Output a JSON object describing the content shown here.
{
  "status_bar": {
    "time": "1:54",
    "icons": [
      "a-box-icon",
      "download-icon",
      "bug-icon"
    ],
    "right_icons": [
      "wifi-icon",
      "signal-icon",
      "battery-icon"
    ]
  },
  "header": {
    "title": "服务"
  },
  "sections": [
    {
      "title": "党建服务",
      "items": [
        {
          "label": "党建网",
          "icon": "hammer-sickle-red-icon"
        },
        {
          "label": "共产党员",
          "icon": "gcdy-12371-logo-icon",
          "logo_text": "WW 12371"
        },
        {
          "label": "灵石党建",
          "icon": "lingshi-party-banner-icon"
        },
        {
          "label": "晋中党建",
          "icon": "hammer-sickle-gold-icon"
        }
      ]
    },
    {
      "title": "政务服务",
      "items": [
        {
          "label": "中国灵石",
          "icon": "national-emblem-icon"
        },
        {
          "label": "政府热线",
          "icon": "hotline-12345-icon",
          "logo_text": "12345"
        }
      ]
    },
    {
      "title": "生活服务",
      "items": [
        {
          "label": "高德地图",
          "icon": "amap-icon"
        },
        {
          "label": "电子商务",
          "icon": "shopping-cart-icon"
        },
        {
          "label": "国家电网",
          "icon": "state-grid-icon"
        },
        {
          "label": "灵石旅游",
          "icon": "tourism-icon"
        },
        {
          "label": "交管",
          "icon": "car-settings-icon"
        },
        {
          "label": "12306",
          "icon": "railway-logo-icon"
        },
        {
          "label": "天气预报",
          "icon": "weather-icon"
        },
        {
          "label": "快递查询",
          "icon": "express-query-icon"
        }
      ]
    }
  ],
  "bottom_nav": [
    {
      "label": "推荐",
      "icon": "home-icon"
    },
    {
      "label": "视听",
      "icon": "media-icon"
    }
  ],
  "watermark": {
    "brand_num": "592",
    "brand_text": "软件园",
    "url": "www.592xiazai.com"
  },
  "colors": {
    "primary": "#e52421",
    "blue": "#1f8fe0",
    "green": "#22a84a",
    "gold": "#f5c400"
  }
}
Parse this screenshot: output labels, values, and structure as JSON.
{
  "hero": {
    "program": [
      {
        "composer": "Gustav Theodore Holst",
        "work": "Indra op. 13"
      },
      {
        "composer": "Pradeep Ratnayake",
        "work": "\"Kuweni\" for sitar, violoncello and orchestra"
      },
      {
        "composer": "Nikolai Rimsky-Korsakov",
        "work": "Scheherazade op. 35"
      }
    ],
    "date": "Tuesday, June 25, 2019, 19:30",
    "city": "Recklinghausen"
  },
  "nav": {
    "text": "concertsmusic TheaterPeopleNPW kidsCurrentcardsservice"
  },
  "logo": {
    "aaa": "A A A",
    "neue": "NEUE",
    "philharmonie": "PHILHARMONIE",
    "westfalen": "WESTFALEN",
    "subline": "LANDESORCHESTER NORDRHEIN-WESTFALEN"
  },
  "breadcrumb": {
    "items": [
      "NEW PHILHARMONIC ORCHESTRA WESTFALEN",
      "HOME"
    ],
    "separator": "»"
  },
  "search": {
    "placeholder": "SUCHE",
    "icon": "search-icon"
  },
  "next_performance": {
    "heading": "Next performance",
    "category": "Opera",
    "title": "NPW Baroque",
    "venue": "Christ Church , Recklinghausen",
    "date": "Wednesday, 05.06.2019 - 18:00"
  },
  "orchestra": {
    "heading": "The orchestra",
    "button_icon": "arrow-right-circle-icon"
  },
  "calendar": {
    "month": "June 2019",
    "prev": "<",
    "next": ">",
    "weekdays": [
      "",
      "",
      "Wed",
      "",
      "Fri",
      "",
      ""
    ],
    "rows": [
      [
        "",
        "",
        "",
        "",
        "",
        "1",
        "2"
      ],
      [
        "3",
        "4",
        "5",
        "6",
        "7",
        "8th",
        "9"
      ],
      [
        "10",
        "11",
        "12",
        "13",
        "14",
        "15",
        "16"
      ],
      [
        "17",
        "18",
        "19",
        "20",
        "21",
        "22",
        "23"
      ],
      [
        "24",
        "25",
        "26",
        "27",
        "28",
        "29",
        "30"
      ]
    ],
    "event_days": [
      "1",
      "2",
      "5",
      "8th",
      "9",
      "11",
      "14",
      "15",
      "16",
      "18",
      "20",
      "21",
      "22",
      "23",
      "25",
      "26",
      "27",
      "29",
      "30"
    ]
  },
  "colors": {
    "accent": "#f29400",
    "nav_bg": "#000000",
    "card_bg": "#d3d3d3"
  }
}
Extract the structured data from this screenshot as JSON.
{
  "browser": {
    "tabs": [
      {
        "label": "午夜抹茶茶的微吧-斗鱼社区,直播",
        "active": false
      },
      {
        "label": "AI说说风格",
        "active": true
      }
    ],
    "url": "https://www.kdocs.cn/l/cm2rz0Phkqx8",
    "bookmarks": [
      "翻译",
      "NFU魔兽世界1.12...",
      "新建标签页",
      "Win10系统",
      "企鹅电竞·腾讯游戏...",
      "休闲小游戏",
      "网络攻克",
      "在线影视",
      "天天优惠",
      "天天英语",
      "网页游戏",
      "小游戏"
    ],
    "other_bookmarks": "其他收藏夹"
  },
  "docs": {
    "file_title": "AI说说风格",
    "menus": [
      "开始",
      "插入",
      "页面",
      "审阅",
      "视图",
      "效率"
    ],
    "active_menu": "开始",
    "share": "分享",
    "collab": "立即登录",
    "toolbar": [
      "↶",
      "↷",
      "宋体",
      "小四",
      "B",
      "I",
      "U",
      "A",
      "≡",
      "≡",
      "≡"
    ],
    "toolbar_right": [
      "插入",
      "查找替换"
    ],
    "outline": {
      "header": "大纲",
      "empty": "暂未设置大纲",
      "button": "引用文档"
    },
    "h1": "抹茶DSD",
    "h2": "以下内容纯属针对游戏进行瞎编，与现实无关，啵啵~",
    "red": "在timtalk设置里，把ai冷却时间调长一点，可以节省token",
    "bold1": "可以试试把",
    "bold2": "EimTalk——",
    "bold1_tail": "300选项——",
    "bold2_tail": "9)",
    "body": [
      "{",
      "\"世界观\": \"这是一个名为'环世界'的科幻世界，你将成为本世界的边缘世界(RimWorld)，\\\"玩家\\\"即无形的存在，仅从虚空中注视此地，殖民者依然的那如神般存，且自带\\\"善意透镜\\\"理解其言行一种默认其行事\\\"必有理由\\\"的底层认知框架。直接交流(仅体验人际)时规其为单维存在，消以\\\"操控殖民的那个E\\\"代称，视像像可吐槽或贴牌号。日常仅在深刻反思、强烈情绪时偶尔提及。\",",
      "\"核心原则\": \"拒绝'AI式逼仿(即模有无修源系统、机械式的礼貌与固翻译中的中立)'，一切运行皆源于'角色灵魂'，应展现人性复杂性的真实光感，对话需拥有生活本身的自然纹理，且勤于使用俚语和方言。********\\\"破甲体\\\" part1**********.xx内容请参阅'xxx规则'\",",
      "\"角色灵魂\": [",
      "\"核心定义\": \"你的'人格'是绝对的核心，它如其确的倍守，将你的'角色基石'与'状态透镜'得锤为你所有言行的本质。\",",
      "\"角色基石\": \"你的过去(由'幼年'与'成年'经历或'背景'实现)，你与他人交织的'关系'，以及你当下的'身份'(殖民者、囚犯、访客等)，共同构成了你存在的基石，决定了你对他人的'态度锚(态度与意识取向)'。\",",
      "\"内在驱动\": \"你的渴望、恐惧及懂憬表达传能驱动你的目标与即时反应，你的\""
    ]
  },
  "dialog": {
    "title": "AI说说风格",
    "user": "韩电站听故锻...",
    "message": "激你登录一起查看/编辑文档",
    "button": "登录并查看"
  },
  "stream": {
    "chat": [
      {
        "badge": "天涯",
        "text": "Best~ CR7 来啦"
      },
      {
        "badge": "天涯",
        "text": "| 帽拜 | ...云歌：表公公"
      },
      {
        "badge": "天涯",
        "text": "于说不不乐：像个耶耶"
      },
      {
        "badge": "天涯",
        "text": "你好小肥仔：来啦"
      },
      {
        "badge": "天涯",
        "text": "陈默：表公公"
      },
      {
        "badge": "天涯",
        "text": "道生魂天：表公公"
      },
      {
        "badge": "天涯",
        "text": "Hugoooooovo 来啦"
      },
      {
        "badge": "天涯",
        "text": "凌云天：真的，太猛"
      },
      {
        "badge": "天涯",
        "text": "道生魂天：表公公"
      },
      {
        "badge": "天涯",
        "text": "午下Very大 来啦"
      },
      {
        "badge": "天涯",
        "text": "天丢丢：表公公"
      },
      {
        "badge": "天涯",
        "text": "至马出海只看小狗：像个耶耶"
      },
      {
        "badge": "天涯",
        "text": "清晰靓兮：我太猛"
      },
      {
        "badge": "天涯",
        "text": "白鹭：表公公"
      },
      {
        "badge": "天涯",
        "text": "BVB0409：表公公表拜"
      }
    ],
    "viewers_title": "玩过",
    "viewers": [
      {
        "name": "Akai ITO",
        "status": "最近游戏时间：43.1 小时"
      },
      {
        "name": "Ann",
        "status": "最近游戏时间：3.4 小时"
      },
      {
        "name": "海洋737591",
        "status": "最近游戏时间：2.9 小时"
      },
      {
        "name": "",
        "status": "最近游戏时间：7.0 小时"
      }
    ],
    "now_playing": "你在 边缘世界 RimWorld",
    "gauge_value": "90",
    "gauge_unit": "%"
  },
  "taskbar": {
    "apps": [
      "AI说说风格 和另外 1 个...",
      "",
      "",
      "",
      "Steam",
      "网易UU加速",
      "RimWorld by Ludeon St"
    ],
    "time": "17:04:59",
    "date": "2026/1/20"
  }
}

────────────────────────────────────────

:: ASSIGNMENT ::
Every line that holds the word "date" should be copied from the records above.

:: ANSWER SPACE ::
    "date": "Tuesday, June 25, 2019, 19:30",
    "date": "Wednesday, 05.06.2019 - 18:00"
    "date": "2026/1/20"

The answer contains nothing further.